Roopom Banerjee, the chief executive of genomic research tool maker RainDance Technologies, is aware of the criticisms facing genomics. “There’s been a lot of talk recently about how productive has the Human Genome Project really been in terms of delivering on the promise of personalized medicine,” he says.
RainDance is helping scientists conquer part of this major challenge and question in disease research: Now that we’re able to map our DNA quickly and cheaply, how do we use these vast stockpiles of genomic data to actually improve our health? The company bridges part of this gap by giving researchers the tools to rapidly perform experiments of specific genes, helping them figure out how those genes affect a variety of diseases. This could expedite the development of treatments and diagnostics personalized to individuals’ specific genetic makeup.
The Lexington, MA-based company launched its first commercial product—a system that can conduct thousands of DNA experiments every second, contained in ultra-tiny fluid droplets—in April 2009. And it’s already found an audience for the system, called the “RDT 1000,” at major research hubs such as Memorial Sloan-Kettering Cancer Center and The Rockefeller University as well as at big drug companies like Paris-based Sanofi-Aventis.
RainDance’s micro-droplet technology is helping researchers at these institutions do what is known as targeted genetic sequencing, which involves studying specific genes within the vast genome to better understand specific illnesses such as cancer, rare diseases, autoimmune disorders, and other ailments. It’s also making these studies—which amplify specified genes using a tried and true technology known as polymerase chain reaction, or PCR—faster and cheaper than previous processes by orders of magnitude.
“In the space that a customer would traditionally do one or 96 samples of PCR, we do between one and two million,” Banerjee says, “and we do it for about one-tenth of the cost.”
Founded in 2004, RainDance has been one of the stars of the research-tools industry in recent years in part because of its scientific pedigree. Jonathan Rothberg, the company’s co-founder and chairman, is a key figure in genomics. He founded and invented the technology behind the DNA sequencing system provider 454, which the Swiss healthcare products giant Roche bought in 2007 for more than $150 million. Also, RainDance has a trio of Nobel laureates—Jean-Marie Lehn, Aaron Klug, and Richard Roberts—serving as scientific advisors.
The firm’s main financial backers include Acadia Woods Partners of New York, Palo Alto, CA-based Alloy Ventures, and Mohr Davidow Ventures (a Menlo Park, CA, venture firm that has made habit of investing in firms involved in personalized medicine). RainDance doesn’t disclose how much money it has raised from investors, but Banerjee says that the total is in the tens of millions of dollars.

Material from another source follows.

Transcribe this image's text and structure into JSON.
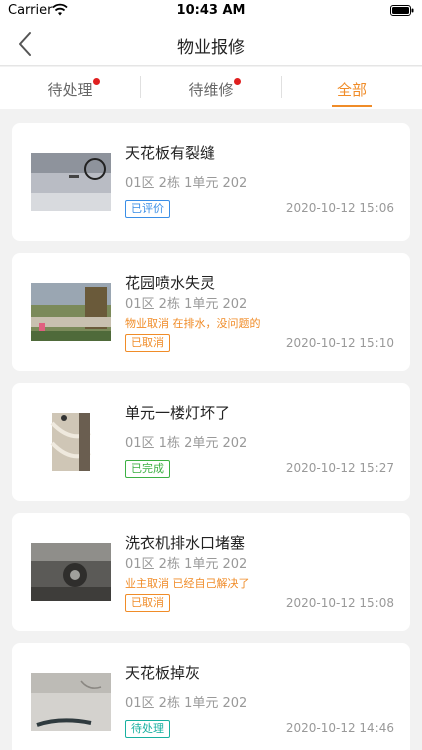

Banerjee, whose appointment as CEO was revealed in February, is the latest lead player to be added to RainDance’s roster. It was a personnel move that surprised some industry watchers because Banerjee, who says he spent the first half of his career in research and the other in finance, came to his current job without the typical operational experience. But Banerjee spent the last nine or ten months of his previous job as director of healthcare investment banking at Boston-based Leerink Swann working as a strategic advisor to RainDance, he says. Banerjee says he proved his expertise in the genomic research tools sector and grew close to then company CEO Christopher McNary, who eventually recruited Banerjee to take his job. When Banerjee took over as CEO, McNary stepped into the role of chief commercial officer.
Still, I asked Banerjee why he thinks he was recruited for his job.
“Having taken a number of companies public and having sold a number of companies in this sector,” Banerjee says, “I think the board felt that I’d be able to craft a longer-term vision both in terms of the innovation strategy and to engineer the right kind of exit for the company.”
For sure, Banerjee has lots of Wall Street and industry connections from his Leerink days that could pay dividends for RainDance, particularly in an initial public offering or a M&A deal with a larger outfit in the research tools sector. Yet for now, the CEO says, his goal is to build the 70-person firm into a large company.
It’s difficult to track the firm’s growth, since RainDance is privately held and doesn’t disclose financial data of any kind, really. Banerjee says the company had “one of the faster sales launches” in the industry last year. Thus far in 2010, the firm has exceeded sales from last year, and the CEO says he expects to have more than double the number of sales this year than in 2009. With sales organizations already in the U.S. and Europe, he says, the firm is now in the process of launching sales in Asia.
To the extent RainDance can help finally deliver on the promise of personalized medicine, the company has the potential to be very successful.